Aside from the kiwi, the tūī would have to be one of our most iconic New Zealand birds. Not shy and quite happy living in close proximity to humans and within our ‘modified’ environments, they are stunningly beautiful in appearance and possess a truly wonderful voice.
I found this quote from Captain Cook’s journal during his second voyage to New Zealand: “Under its throat hang two little tufts of snow-white feathers called pois (which being the Tahitian word for earrings, occasioned our giving that name to the bird); which is not more remarkable for the beauty of its plumage than the sweetness of its note. The flesh is also most delicious and was the greatest luxury the wood afforded us.” That last sentence, of course, not very applicable to today’s society and outlooks!
About the tūī
Tūī are very widespread living on all three main islands as well as many offshore islands. The only area where they are not as prevalent is in the drier, largely open country east of the Southern Alps. They occur in a variety of habitats from native forest and scrub (sometimes in exotic forests) to rural gardens, stands of flowering kōwhai and gums, and in suburban parks and gardens – a very adaptable bird. Despite the loss of the vast majority of lowland forest in New Zealand, tūī have benefited from the introduction to New Zealand of a variety of flowering and fruiting plants and hence their ‘liking’ to many man-altered environments. These new species, as well as sugar-water feeders, which are quite popular in gardens, now provide tūī with a reliable year-round supply of nectar and fruit.
From a distance a tūī will look black, but with a closer look, especially in good light, they have a blue, green and bronze iridescent sheen. The back and sides of the neck have beautiful filamentous white feathers almost like a ‘veil’ of fine lacework. (This shows up well in the image on the opposite page). Of course the tūī’s most distinguishing feature and the one for which it is best known is the tuft (poi) of white, curled feathers on the throat. Also white are the small shoulder patches on their wings, which are only visible when in flight. Their physical size is around 30cm long with a weight of an adult male being 125 grams and a female lighter at about 90 grams.
Other than the size, there is no visual difference between a male and female. In scientific terms, this is referred to as monomorphic. Juveniles, on the other hand, are comparatively bland compared to the adults. Their feathers are more of a brown colour and lack the sheen of the older birds. The white throat tufts are completely absent until they mature.
I think the tūī’s call is maybe one of the most iconic ‘Kiwi’ sounds. They are usually very vocal with a loud and complicated mix of tuneful notes. I love this description I found... “combined bellbird-like notes with added clicks, cackles, timber-like creaks, groans and wheezing sounds”.
Some of the wide range of tūī sounds are beyond the human register. Next time you see a tūī singing, stop and watch it. You will probably notice breaks in the sound yet the beak is still agape and the throat tufts throbbing or pulsating.
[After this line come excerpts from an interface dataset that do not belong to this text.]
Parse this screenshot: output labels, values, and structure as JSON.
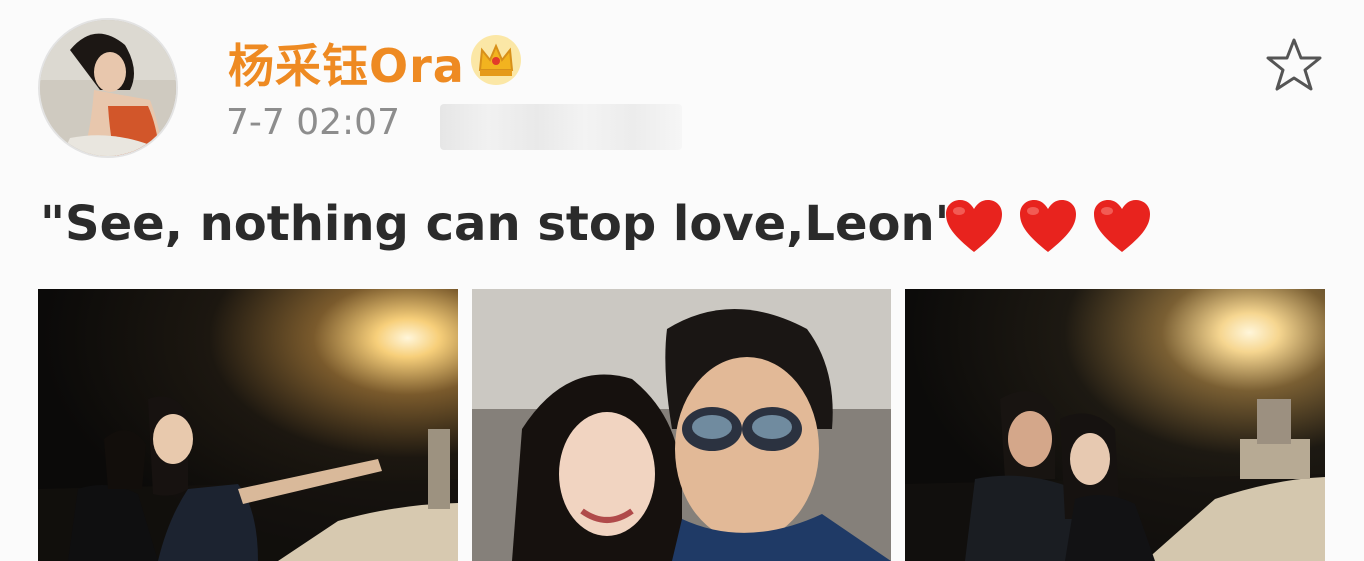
{
  "post": {
    "author": {
      "name": "杨采钰Ora",
      "badge_icon": "crown-icon",
      "avatar_icon": "avatar"
    },
    "timestamp": "7-7 02:07",
    "text": "\"See, nothing can stop love,Leon\"",
    "emoji": [
      "heart-icon",
      "heart-icon",
      "heart-icon"
    ],
    "favorite_icon": "star-icon",
    "photos": [
      "photo-1",
      "photo-2",
      "photo-3"
    ]
  },
  "colors": {
    "username": "#ee8a22",
    "timestamp": "#8d8d8d",
    "text": "#2b2b2b",
    "heart": "#e8231e",
    "background": "#fbfbfb"
  }
}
Each individual will have its own distinct sound or notes depending on the following (or all) factors – geography, locality, season or gender.
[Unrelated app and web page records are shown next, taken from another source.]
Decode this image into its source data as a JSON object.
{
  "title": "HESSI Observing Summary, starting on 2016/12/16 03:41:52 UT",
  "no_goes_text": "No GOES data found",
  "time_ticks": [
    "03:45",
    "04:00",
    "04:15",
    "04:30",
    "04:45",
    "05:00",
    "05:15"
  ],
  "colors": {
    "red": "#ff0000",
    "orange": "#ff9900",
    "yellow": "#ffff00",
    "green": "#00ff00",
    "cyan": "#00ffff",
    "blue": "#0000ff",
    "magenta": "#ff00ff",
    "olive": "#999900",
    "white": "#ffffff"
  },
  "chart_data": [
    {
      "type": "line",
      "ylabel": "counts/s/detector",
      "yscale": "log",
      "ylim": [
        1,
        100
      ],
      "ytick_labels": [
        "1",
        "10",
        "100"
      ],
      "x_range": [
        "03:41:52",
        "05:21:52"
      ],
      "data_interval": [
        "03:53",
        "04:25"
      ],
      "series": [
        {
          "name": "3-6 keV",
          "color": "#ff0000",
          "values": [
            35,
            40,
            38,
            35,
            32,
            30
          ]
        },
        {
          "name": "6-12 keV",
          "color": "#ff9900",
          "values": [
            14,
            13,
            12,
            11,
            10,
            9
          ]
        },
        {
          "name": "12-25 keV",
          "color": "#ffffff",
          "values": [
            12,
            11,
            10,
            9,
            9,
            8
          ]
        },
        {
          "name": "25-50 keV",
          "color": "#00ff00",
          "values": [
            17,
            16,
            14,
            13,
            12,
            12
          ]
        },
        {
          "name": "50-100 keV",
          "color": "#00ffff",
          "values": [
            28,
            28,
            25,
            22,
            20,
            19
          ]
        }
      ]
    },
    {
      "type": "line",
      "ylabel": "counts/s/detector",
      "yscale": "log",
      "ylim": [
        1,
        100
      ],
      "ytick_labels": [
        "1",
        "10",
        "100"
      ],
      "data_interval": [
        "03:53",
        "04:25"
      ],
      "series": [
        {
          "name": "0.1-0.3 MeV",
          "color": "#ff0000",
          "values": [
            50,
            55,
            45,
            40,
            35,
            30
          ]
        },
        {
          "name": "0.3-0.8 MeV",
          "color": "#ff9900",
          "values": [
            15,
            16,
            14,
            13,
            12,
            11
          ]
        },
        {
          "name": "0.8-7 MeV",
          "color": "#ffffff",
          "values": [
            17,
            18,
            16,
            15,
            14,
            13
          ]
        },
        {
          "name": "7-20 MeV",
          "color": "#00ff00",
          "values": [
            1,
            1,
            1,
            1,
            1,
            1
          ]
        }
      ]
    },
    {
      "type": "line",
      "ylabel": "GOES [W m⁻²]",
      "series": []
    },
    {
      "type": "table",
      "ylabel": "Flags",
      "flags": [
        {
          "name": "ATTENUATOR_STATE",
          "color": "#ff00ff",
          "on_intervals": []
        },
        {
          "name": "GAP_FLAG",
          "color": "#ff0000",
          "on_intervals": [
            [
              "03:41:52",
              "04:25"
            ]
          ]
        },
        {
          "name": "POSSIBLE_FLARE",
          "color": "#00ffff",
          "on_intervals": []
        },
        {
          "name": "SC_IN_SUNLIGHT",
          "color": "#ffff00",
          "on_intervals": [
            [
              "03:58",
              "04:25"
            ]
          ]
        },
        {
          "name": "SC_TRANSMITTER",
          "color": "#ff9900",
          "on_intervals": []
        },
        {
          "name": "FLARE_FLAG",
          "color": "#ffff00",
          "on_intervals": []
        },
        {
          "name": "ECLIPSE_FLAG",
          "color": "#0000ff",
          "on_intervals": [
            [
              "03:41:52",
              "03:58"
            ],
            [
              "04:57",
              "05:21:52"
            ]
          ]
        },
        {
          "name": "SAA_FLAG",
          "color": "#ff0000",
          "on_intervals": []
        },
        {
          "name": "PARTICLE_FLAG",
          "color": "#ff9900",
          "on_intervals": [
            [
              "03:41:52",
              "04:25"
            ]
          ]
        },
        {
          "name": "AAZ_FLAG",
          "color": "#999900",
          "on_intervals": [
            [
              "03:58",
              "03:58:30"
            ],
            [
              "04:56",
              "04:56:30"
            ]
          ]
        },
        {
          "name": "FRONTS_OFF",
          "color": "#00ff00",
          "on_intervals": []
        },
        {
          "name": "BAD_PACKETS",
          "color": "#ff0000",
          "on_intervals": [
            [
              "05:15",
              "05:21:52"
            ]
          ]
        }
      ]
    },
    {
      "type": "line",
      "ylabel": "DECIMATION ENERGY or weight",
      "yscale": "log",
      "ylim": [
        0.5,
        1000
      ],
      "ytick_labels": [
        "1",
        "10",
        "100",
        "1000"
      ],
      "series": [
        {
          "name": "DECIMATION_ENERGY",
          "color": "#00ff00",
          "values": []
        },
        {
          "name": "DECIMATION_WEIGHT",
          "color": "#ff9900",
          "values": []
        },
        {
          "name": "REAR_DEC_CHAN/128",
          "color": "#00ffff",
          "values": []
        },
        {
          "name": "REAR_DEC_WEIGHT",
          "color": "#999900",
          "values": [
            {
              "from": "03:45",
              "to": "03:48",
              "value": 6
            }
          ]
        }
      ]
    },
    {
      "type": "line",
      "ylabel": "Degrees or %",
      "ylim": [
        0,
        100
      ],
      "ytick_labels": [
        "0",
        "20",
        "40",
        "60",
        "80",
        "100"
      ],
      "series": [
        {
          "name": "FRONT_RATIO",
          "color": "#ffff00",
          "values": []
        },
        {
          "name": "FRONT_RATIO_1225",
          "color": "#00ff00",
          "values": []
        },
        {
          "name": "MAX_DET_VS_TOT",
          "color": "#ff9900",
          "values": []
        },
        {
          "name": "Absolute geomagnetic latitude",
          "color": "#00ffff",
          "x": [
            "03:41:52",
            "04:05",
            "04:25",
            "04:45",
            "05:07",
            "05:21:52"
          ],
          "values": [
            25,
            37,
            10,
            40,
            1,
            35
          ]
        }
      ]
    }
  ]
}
Behaviour, Ecology & Breeding
The tūī breeding season runs from September to February. This is also the time you will see their incredible display flights involving flying upwards, high above the bush and then making a noisy, speedy, near-vertical dive back into the canopy. Quite amazing to watch.
Nest building, incubation and brooding are all chores carried out by the female. The male will only jump in and lend a hand once the chicks are born and need feeding. The nest is a rough bulky structure of twigs and sticks, lined with fine grasses placed high in the canopy and will usually contain two to four white or pale-pink eggs, that are marked with reddish-brown spots and blotches. Incubation and fledging are relatively fast being 14 days and 23 days respectively.
The tūī’s diet can vary greatly depending on seasonal availability of nectar and fruits (their much preferred foods), though they are not adverse to supplementing that diet with large invertebrates, such as cicadas and stick insects, during the breeding season. Examples of the seasonal variation are over autumn when medium-sized fruit such as wineberry, māhoe, ngaio and rimu or kahikatea make up much of the diet and in winter when they may turn to flowering gums, varieties of banksias and tree lucerne along with sugar-water feeders in gardens.
Tūī in your garden
With tūī being predominantly nectar feeders like the bellbird, last issue’s advice can apply to the tūī.
The same sugar-water solution at a feeder is still a great idea, however, I would add that instead of a ratio of 1:5, I suggest a weaker mix of perhaps 1:8 (or about 140 grams per litre of water). The reason for this is to help dissuade the bees and wasps. If the bees and wasps do happen to find the solution, try simply moving it half a metre or so. The birds will have no problem finding it again, but the wasps and bees are not quite as smart and may take a week or two. (They may never find it again but if they do, it’s an easy task to just move it back again).
As always, it is crucial to wash the container out every few days (daily if possible) and r eplace with a fresh mix to prevent mould and bacteria forming, which can make birds very sick.